Serologic SS-A, Ro-52 and SS-B were positive in patient 3, but her symptom was improved and the MRI lesions were disappeared after penicillin treatment. There is no report of autoimmune diseases caused by treponema pallidum. We should pay attention to the relationship between syphilis and autoimmune bodies, and follow up those biomarkers.
Early diagnosis of neurosyphilis and appropriate antibiotic treatment can result in clinical improvement. The diagnostic challenges illustrate the importance of comprehensive evaluation, including laboratory and neuroimaging examinations should be emphasized. Neurosyphilis is considered to be a treatable disease with early diagnosis and treatment. According to existing literature, the first-choice treatment for neurosyphilis is intravenous penicillin. Patient 2 was originally misdiagnosed with demyelination for 7 years before receiving anti-syphilis treatment. Symptoms showed no obvious improvement after treatment for neurosyphilis. The remaining 3 patients received anti-syphilis treatment timely and their symptoms did improve to varying degrees upon follow-up. As we know, this is the first paper to discuss the treatment and long follow-up time.
It was common corticosteroid was given before and during antibiotic therapy in order to prevent the Jarish - Herxheimer reaction. However, as we know, there have been no clinical studies regarding the usefulness of corticosteroid therapy for syphilitic myelitis. However, our case series suggested that corticosteroids may be useful as an adjunctive treatment. Previous study revealed that treatment of systemic corticosteroids may be an important adjunctive therapy for early neurosyphilis presenting with multiple cranial nerve palsies. Moreover, there have been a few reports of gumma treated by corticosteroids without antibiotics. Therefore, corticosteroid treatment could be effective in some clinical forms of neurosyphilis, such as cranial neuropathy, syphilitic myelitis, and gumma. In my study, Patient 1 and patient 3 received combined antibiotics-corticosteroid treatment and the effectiveness of corticosteroid therapy as an adjunctive treatment to improve neurological functions was well. We speculate the reason may be related to corticosteroid can reduce spinal cord edema and inhibit inflammation. Patient 2 only received corticosteroid therapy before penicillin therapy, suggesting that corticosteroid therapy was only adjuvant therapy, penicillin should be given as soon as possible.
In conclusion, syphilitic myelitis is rare, and clinical and imaging are not specific, hence high misdiagnosis was observed, which prevents patients receiving appropriate and early treatment, and often results in more severe neurologic damage. When encountering long-segment hyperintensity spinal cord lesions, we should think of syphilis and undergo related biomarker test, and all patients should undergo CSF examination as soon as possible when TRUST are positive in serum. Prompt diagnosis and combined antibiotics-corticosteroid therapy may improve neurological prognosis.
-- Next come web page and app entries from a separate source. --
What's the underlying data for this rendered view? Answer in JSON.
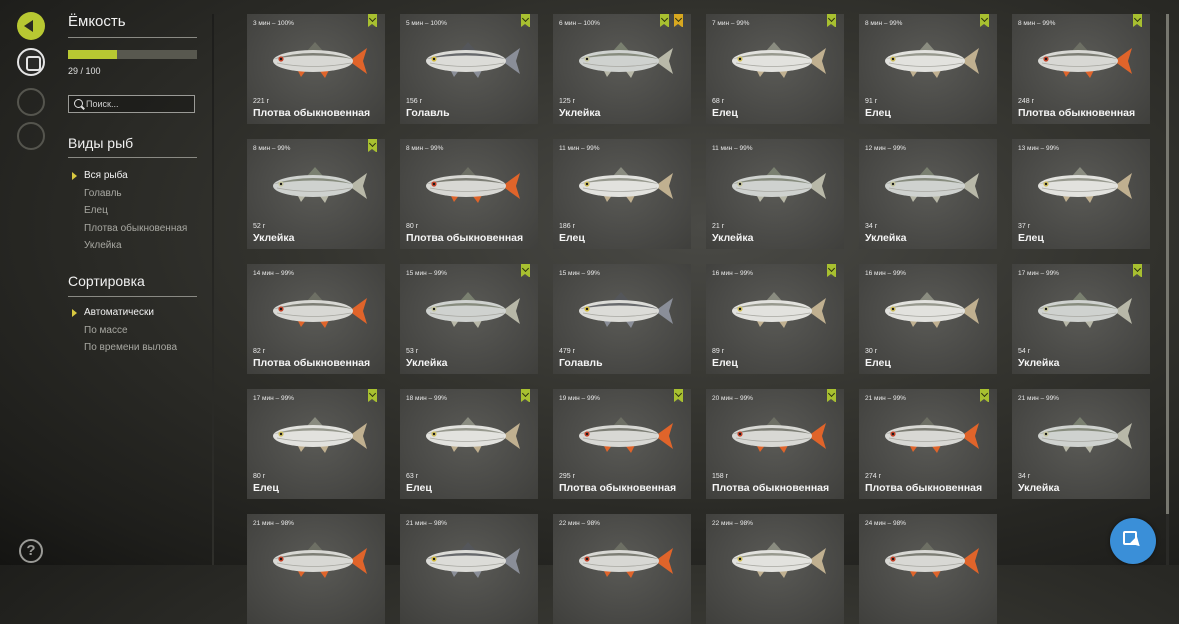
{
  "sidebar": {
    "capacity_title": "Ёмкость",
    "capacity_text": "29 / 100",
    "capacity_fraction": 0.29,
    "search_placeholder": "Поиск...",
    "species_title": "Виды рыб",
    "species": [
      {
        "label": "Вся рыба",
        "selected": true
      },
      {
        "label": "Голавль",
        "selected": false
      },
      {
        "label": "Елец",
        "selected": false
      },
      {
        "label": "Плотва обыкновенная",
        "selected": false
      },
      {
        "label": "Уклейка",
        "selected": false
      }
    ],
    "sort_title": "Сортировка",
    "sort": [
      {
        "label": "Автоматически",
        "selected": true
      },
      {
        "label": "По массе",
        "selected": false
      },
      {
        "label": "По времени вылова",
        "selected": false
      }
    ]
  },
  "icons": {
    "collapse": "collapse-panel-icon",
    "keepnet": "keepnet-icon",
    "help": "?",
    "fab": "cursor-pointer-icon"
  },
  "colors": {
    "accent": "#b8c832",
    "badge_gold": "#d8a820",
    "fab": "#3a8fd8"
  },
  "fish": [
    {
      "caught": "3 мин – 100%",
      "weight": "221 г",
      "name": "Плотва обыкновенная",
      "kind": "roach",
      "badges": [
        "green"
      ]
    },
    {
      "caught": "5 мин – 100%",
      "weight": "156 г",
      "name": "Голавль",
      "kind": "chub",
      "badges": [
        "green"
      ]
    },
    {
      "caught": "6 мин – 100%",
      "weight": "125 г",
      "name": "Уклейка",
      "kind": "bleak",
      "badges": [
        "green",
        "gold"
      ]
    },
    {
      "caught": "7 мин – 99%",
      "weight": "68 г",
      "name": "Елец",
      "kind": "dace",
      "badges": [
        "green"
      ]
    },
    {
      "caught": "8 мин – 99%",
      "weight": "91 г",
      "name": "Елец",
      "kind": "dace",
      "badges": [
        "green"
      ]
    },
    {
      "caught": "8 мин – 99%",
      "weight": "248 г",
      "name": "Плотва обыкновенная",
      "kind": "roach",
      "badges": [
        "green"
      ]
    },
    {
      "caught": "8 мин – 99%",
      "weight": "52 г",
      "name": "Уклейка",
      "kind": "bleak",
      "badges": [
        "green"
      ]
    },
    {
      "caught": "8 мин – 99%",
      "weight": "80 г",
      "name": "Плотва обыкновенная",
      "kind": "roach",
      "badges": []
    },
    {
      "caught": "11 мин – 99%",
      "weight": "186 г",
      "name": "Елец",
      "kind": "dace",
      "badges": []
    },
    {
      "caught": "11 мин – 99%",
      "weight": "21 г",
      "name": "Уклейка",
      "kind": "bleak",
      "badges": []
    },
    {
      "caught": "12 мин – 99%",
      "weight": "34 г",
      "name": "Уклейка",
      "kind": "bleak",
      "badges": []
    },
    {
      "caught": "13 мин – 99%",
      "weight": "37 г",
      "name": "Елец",
      "kind": "dace",
      "badges": []
    },
    {
      "caught": "14 мин – 99%",
      "weight": "82 г",
      "name": "Плотва обыкновенная",
      "kind": "roach",
      "badges": []
    },
    {
      "caught": "15 мин – 99%",
      "weight": "53 г",
      "name": "Уклейка",
      "kind": "bleak",
      "badges": [
        "green"
      ]
    },
    {
      "caught": "15 мин – 99%",
      "weight": "479 г",
      "name": "Голавль",
      "kind": "chub",
      "badges": []
    },
    {
      "caught": "16 мин – 99%",
      "weight": "89 г",
      "name": "Елец",
      "kind": "dace",
      "badges": [
        "green"
      ]
    },
    {
      "caught": "16 мин – 99%",
      "weight": "30 г",
      "name": "Елец",
      "kind": "dace",
      "badges": []
    },
    {
      "caught": "17 мин – 99%",
      "weight": "54 г",
      "name": "Уклейка",
      "kind": "bleak",
      "badges": [
        "green"
      ]
    },
    {
      "caught": "17 мин – 99%",
      "weight": "80 г",
      "name": "Елец",
      "kind": "dace",
      "badges": [
        "green"
      ]
    },
    {
      "caught": "18 мин – 99%",
      "weight": "63 г",
      "name": "Елец",
      "kind": "dace",
      "badges": [
        "green"
      ]
    },
    {
      "caught": "19 мин – 99%",
      "weight": "295 г",
      "name": "Плотва обыкновенная",
      "kind": "roach",
      "badges": [
        "green"
      ]
    },
    {
      "caught": "20 мин – 99%",
      "weight": "158 г",
      "name": "Плотва обыкновенная",
      "kind": "roach",
      "badges": [
        "green"
      ]
    },
    {
      "caught": "21 мин – 99%",
      "weight": "274 г",
      "name": "Плотва обыкновенная",
      "kind": "roach",
      "badges": [
        "green"
      ]
    },
    {
      "caught": "21 мин – 99%",
      "weight": "34 г",
      "name": "Уклейка",
      "kind": "bleak",
      "badges": []
    },
    {
      "caught": "21 мин – 98%",
      "weight": "",
      "name": "",
      "kind": "roach",
      "badges": []
    },
    {
      "caught": "21 мин – 98%",
      "weight": "",
      "name": "",
      "kind": "chub",
      "badges": []
    },
    {
      "caught": "22 мин – 98%",
      "weight": "",
      "name": "",
      "kind": "roach",
      "badges": []
    },
    {
      "caught": "22 мин – 98%",
      "weight": "",
      "name": "",
      "kind": "dace",
      "badges": []
    },
    {
      "caught": "24 мин – 98%",
      "weight": "",
      "name": "",
      "kind": "roach",
      "badges": []
    }
  ]
}
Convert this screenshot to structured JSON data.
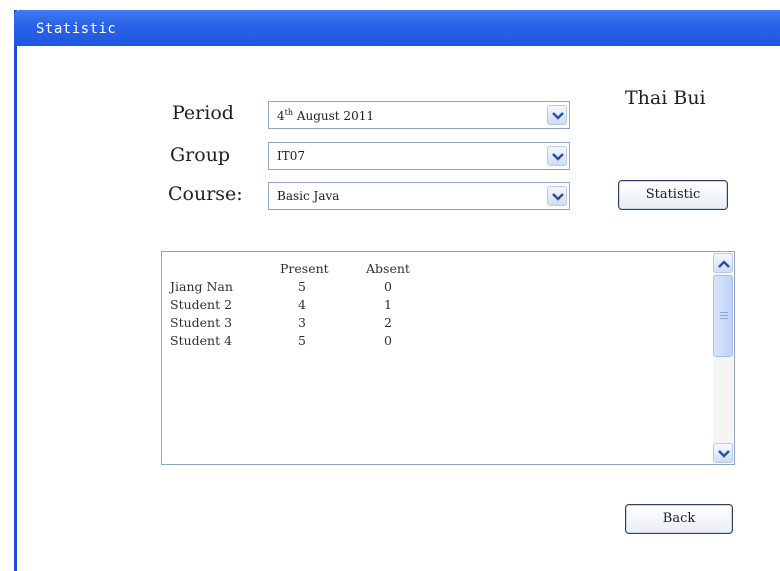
{
  "window": {
    "title": "Statistic"
  },
  "user": {
    "name": "Thai Bui"
  },
  "form": {
    "period": {
      "label": "Period",
      "value_prefix": "4",
      "value_sup": "th",
      "value_suffix": " August 2011"
    },
    "group": {
      "label": "Group",
      "value": "IT07"
    },
    "course": {
      "label": "Course:",
      "value": "Basic Java"
    }
  },
  "buttons": {
    "statistic": "Statistic",
    "back": "Back"
  },
  "table": {
    "columns": [
      "Present",
      "Absent"
    ],
    "rows": [
      {
        "name": "Jiang Nan",
        "present": "5",
        "absent": "0"
      },
      {
        "name": "Student 2",
        "present": "4",
        "absent": "1"
      },
      {
        "name": "Student 3",
        "present": "3",
        "absent": "2"
      },
      {
        "name": "Student 4",
        "present": "5",
        "absent": "0"
      }
    ]
  },
  "colors": {
    "titlebar": "#2a64e8",
    "accent": "#1c4fd6"
  },
  "icons": {
    "dropdown": "chevron-down-icon",
    "scroll_up": "chevron-up-icon",
    "scroll_down": "chevron-down-icon"
  }
}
Limitations of this study include the small single center nature of our study. Secondly, the number of patients enrolled is low, which may result in the selection bias. Further studies with multi-center randomized findings are needed.